Monday, October 6, 2008

Depressing Survey About Teen Girls' Aspirations

A new survey of the career aspirations of British girls aged 13-18 done by the organization New Outlooks in Science and Engineering found that the majority picked beauty over brains. While 32% of those surveyed were interested in becoming a fashion model, 29% were interested in being an actress, and 20% were interested in being a beautician, only 14% were interested in becoming a scientist, and a mere 4% were interested in becoming an engineer (note: girls were permitted to select more than one answer).

I am saddened but not surprised at these results. Pop culture very much values style over substance, particularly when it comes to women. Female celebrities popular among teen girls such as Paris Hilton, Jessica Simpson, the actresses on The Hills, and so on often give the appearance of vacuousness (even if they may actually be not quite as dumb as their public personas would indicate). Television portrayals of women tend more towards the walking clothes hangers of America's Next Top Model than the braininess of Dr. Amita Ramanujan on Numb3rs. Far more teens could likely name last year's American Idol winner (Jordin Sparks) than could name either the current Secretary of State or the female member of the U.S. Supreme Court (Condoleeza Rice and Ruth Bader Ginsburg, respectively).
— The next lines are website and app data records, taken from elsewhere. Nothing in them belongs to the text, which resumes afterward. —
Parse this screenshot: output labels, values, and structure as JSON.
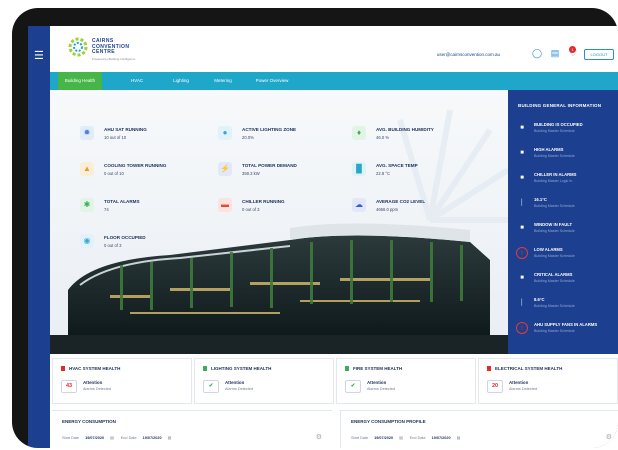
{
  "app": {
    "logo_lines": [
      "CAIRNS",
      "CONVENTION",
      "CENTRE"
    ],
    "logo_tagline": "Powered by Building Intelligence",
    "user_email": "user@cairnsconvention.com.au",
    "bell_count": "1",
    "logout_label": "LOGOUT"
  },
  "nav": {
    "tabs": [
      "Building Health",
      "HVAC",
      "Lighting",
      "Metering",
      "Power Overview"
    ]
  },
  "kpis": [
    {
      "title": "AHU SAT RUNNING",
      "value": "10 out of 10",
      "icon": "fan-icon",
      "color": "#4a7fd6",
      "bg": "#e1ebfa"
    },
    {
      "title": "ACTIVE LIGHTING ZONE",
      "value": "20.0%",
      "icon": "bulb-icon",
      "color": "#3ba7d8",
      "bg": "#e1f2fa"
    },
    {
      "title": "AVG. BUILDING HUMIDITY",
      "value": "46.0 %",
      "icon": "droplet-icon",
      "color": "#3cae5a",
      "bg": "#e2f4e6"
    },
    {
      "title": "COOLING TOWER RUNNING",
      "value": "0 out of 10",
      "icon": "tower-icon",
      "color": "#e89b2f",
      "bg": "#fbeed9"
    },
    {
      "title": "TOTAL POWER DEMAND",
      "value": "359.3 kW",
      "icon": "bolt-icon",
      "color": "#3a5ed1",
      "bg": "#e2e8fa"
    },
    {
      "title": "AVG. SPACE TEMP",
      "value": "22.8 °C",
      "icon": "thermometer-icon",
      "color": "#2aa6c9",
      "bg": "#dff2f8"
    },
    {
      "title": "TOTAL ALARMS",
      "value": "74",
      "icon": "alarm-icon",
      "color": "#3cae5a",
      "bg": "#e2f4e6"
    },
    {
      "title": "CHILLER RUNNING",
      "value": "0 out of 3",
      "icon": "chiller-icon",
      "color": "#e04a3c",
      "bg": "#fbe3df"
    },
    {
      "title": "AVERAGE CO2 LEVEL",
      "value": "4666.0 ppm",
      "icon": "cloud-icon",
      "color": "#3a5ed1",
      "bg": "#e2e8fa"
    },
    {
      "title": "FLOOR OCCUPIED",
      "value": "0 out of 3",
      "icon": "floor-icon",
      "color": "#3ba7d8",
      "bg": "#e1f2fa"
    }
  ],
  "info_panel": {
    "title": "BUILDING GENERAL INFORMATION",
    "items": [
      {
        "label": "BUILDING IS OCCUPIED",
        "sub": "Building Master Schedule",
        "icon": "building-icon",
        "alert": false
      },
      {
        "label": "HIGH ALARMS",
        "sub": "Building Master Schedule",
        "icon": "bell-icon",
        "alert": false
      },
      {
        "label": "CHILLER IN ALARMS",
        "sub": "Building Master Logic In",
        "icon": "chiller-icon",
        "alert": false
      },
      {
        "label": "16.1°C",
        "sub": "Building Master Schedule",
        "icon": "thermometer-icon",
        "alert": false
      },
      {
        "label": "WINDOW IN FAULT",
        "sub": "Building Master Schedule",
        "icon": "window-icon",
        "alert": false
      },
      {
        "label": "LOW ALARMS",
        "sub": "Building Master Schedule",
        "icon": "alert-icon",
        "alert": true
      },
      {
        "label": "CRITICAL ALARMS",
        "sub": "Building Master Schedule",
        "icon": "bell-icon",
        "alert": false
      },
      {
        "label": "8.6°C",
        "sub": "Building Master Schedule",
        "icon": "thermometer-icon",
        "alert": false
      },
      {
        "label": "AHU SUPPLY FANS IN ALARMS",
        "sub": "Building Master Schedule",
        "icon": "alert-icon",
        "alert": true
      }
    ]
  },
  "health": [
    {
      "title": "HVAC SYSTEM HEALTH",
      "badge": "43",
      "badge_color": "#e02b2b",
      "status": "Attention",
      "sub": "Alarms Detected",
      "dot": "#e02b2b"
    },
    {
      "title": "LIGHTING SYSTEM HEALTH",
      "badge": "✔",
      "badge_color": "#3cae5a",
      "status": "Attention",
      "sub": "Alarms Detected",
      "dot": "#3cae5a"
    },
    {
      "title": "FIRE SYSTEM HEALTH",
      "badge": "✔",
      "badge_color": "#3cae5a",
      "status": "Attention",
      "sub": "Alarms Detected",
      "dot": "#3cae5a"
    },
    {
      "title": "ELECTRICAL SYSTEM HEALTH",
      "badge": "20",
      "badge_color": "#e02b2b",
      "status": "Attention",
      "sub": "Alarms Detected",
      "dot": "#e02b2b"
    }
  ],
  "energy": [
    {
      "title": "ENERGY CONSUMPTION",
      "from_label": "Start Date",
      "from": "19/07/2020",
      "to_label": "End Date",
      "to": "19/07/2020"
    },
    {
      "title": "ENERGY CONSUMPTION PROFILE",
      "from_label": "Start Date",
      "from": "19/07/2020",
      "to_label": "End Date",
      "to": "19/07/2020"
    }
  ],
  "colors": {
    "navy": "#1d3f8f",
    "teal": "#1fa7c9",
    "green": "#46b648"
  }
}
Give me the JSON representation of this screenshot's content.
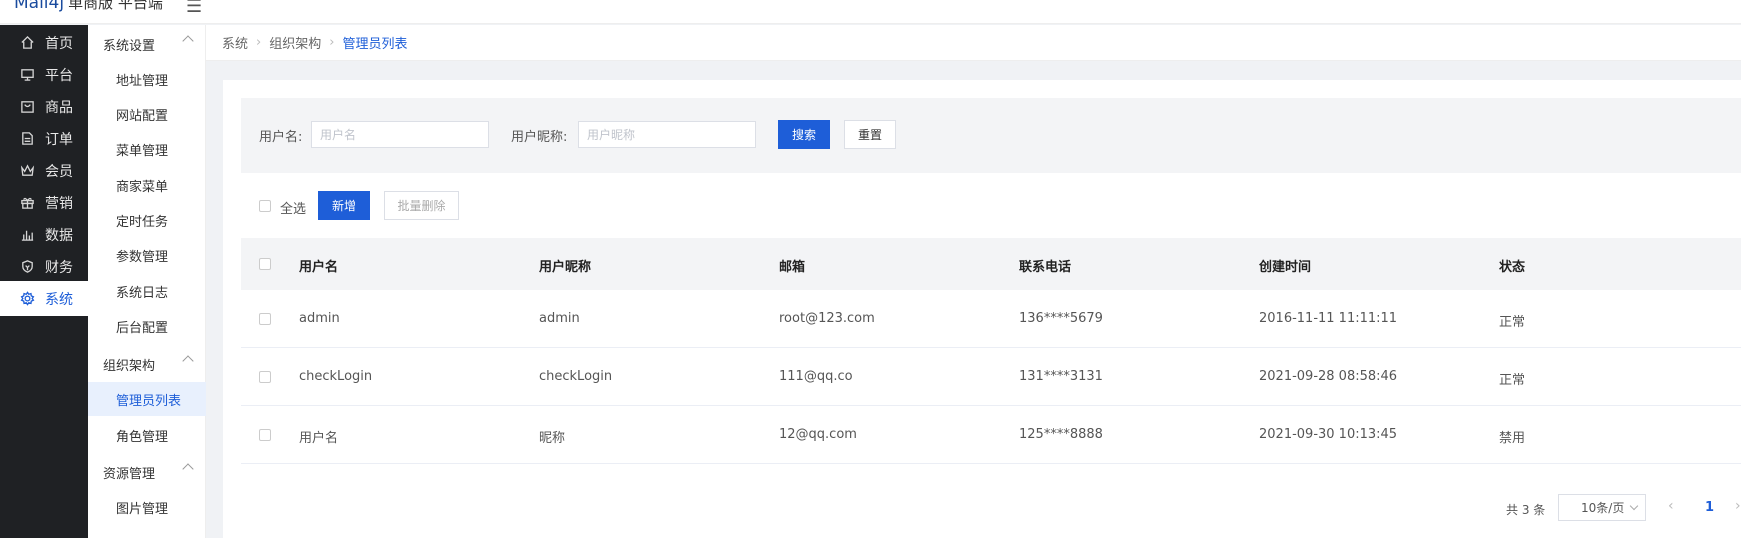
{
  "header": {
    "logo_main": "Mall4j",
    "logo_sub": "单商版 平台端"
  },
  "main_menu": [
    {
      "label": "首页",
      "icon": "home-icon"
    },
    {
      "label": "平台",
      "icon": "monitor-icon"
    },
    {
      "label": "商品",
      "icon": "bag-icon"
    },
    {
      "label": "订单",
      "icon": "document-icon"
    },
    {
      "label": "会员",
      "icon": "crown-icon"
    },
    {
      "label": "营销",
      "icon": "gift-icon"
    },
    {
      "label": "数据",
      "icon": "bar-chart-icon"
    },
    {
      "label": "财务",
      "icon": "shield-icon"
    },
    {
      "label": "系统",
      "icon": "gear-icon",
      "active": true
    }
  ],
  "sub_menu": {
    "groups": [
      {
        "label": "系统设置",
        "items": [
          "地址管理",
          "网站配置",
          "菜单管理",
          "商家菜单",
          "定时任务",
          "参数管理",
          "系统日志",
          "后台配置"
        ]
      },
      {
        "label": "组织架构",
        "items": [
          "管理员列表",
          "角色管理"
        ]
      },
      {
        "label": "资源管理",
        "items": [
          "图片管理"
        ]
      }
    ],
    "active_item": "管理员列表"
  },
  "breadcrumb": [
    "系统",
    "组织架构",
    "管理员列表"
  ],
  "search": {
    "username_label": "用户名:",
    "username_placeholder": "用户名",
    "nickname_label": "用户昵称:",
    "nickname_placeholder": "用户昵称",
    "search_button": "搜索",
    "reset_button": "重置"
  },
  "toolbar": {
    "select_all": "全选",
    "add_button": "新增",
    "batch_delete_button": "批量删除"
  },
  "table": {
    "columns": [
      "用户名",
      "用户昵称",
      "邮箱",
      "联系电话",
      "创建时间",
      "状态"
    ],
    "rows": [
      [
        "admin",
        "admin",
        "root@123.com",
        "136****5679",
        "2016-11-11 11:11:11",
        "正常"
      ],
      [
        "checkLogin",
        "checkLogin",
        "111@qq.co",
        "131****3131",
        "2021-09-28 08:58:46",
        "正常"
      ],
      [
        "用户名",
        "昵称",
        "12@qq.com",
        "125****8888",
        "2021-09-30 10:13:45",
        "禁用"
      ]
    ]
  },
  "pagination": {
    "total_text": "共 3 条",
    "page_size": "10条/页",
    "current_page": "1"
  },
  "colors": {
    "primary": "#1e5ed8",
    "sidebar_dark": "#1f2124"
  }
}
Given that we are now three-and-a-half decades past the landmark passage of Title IX, I find this state of affairs very depressing. Today's girls are so lucky that they do not face the barriers to participation in scientific and technical fields that stood in the path of previous generations of women. True, more still needs to be done to allow for a better work-life balance in scientific and technical careers (an issue that disproportionately affects women although it's becoming important to an increasing number of men as well). But the main thing today keeping girls from becoming scientists and engineers is themselves.

So long as girls go for glamor over contributing to the betterment of society, we're likely to see a continuation of the gender gap in the sciences and engineering. And that's really a shame :-(


The Reluctant Homeschooler said...

When my kids were in public elementary school, they filled in a sheet about favorites (favorite food, color, etc.) and what they wanted to be when they grew up. As you state, the media has so brainwashed our children into aspiring to be actors and actresses, rock singers, baseball or football players that the "regular" jobs that most people do as adults (engineers, carpenters, truck drivers, and the full range of jobs out there) are rarely mentioned! Growing up, I wanted to be an entomologist, then a paleontologist. (I'm a technical writer, though.) Today's kids probably don't know what entomologists or paleontologists are! Sadly, if your goal is to be a rock star, you will most likely fail... (I completed my B.S. in Biology, then another B.S. in Photography before taking a job writing about photography - that's how I ended up a technical writer.)

Kirsten said...

I think, though, that you're missing something.
The full list is :
"The top 10 career choices in full

Note: More than one choice was allowed

Model: 32%
Actress: 29%
Teacher: 28%
Lawyer: 24%
Journalist: 24%
Musician: 20%
Doctor: 20%
Beautician/Hairdresser: 20%
Scientist: 14%
Housewife: 12%
Engineer: 4%"

Teacher, lawyer, journalist are all reasonably intellectual career fields. Doctor even uses science. And there is a huge demand for these jobs that is proportional to the population.

There aren't that many jobs for scientists. There are more for engineers, so it would be ideal if those two numbers were reversed. But the employment for chemists, for example, correlates directly with the amount of chemical manufacturing in the country. As the US de-industrializes, those fields become less and less in demand.

I am surprised that computer programmer doesn't appear on the list.

Crimson Wife said...

I did not mention the other choices on the list because they weren't relevant to the point I was trying to make. You're absolutely right in that law, teaching, journalism, etc. are fine careers that require intelligence.

I do have to disagree with you about career opportunities for scientists. While the academic job market is tough, there is a huge demand for them in industry. The biotech firms in my area can't find even remotely enough qualified people for all their openings. They're now partnering with the local community colleges to start training programs to help meet the demand.

Kirsten said...
This comment has been removed by the author.
Kirsten said...

I should move :-(. So should a lot of people I know, :-(.

The point of the community college partnerships is to train cheap technicians. Or to get money from governments who are trying to move people into jobs. At least in this area, the demand for the graduates is less than the supply.

Crimson Wife said...

I just looked up the median earnings for a biotech manufacturing worker in my area and it's $29/hr. That's pretty darn good for a field that only requires a 2 yr degree. It's more than my DH made as a captain in the Army...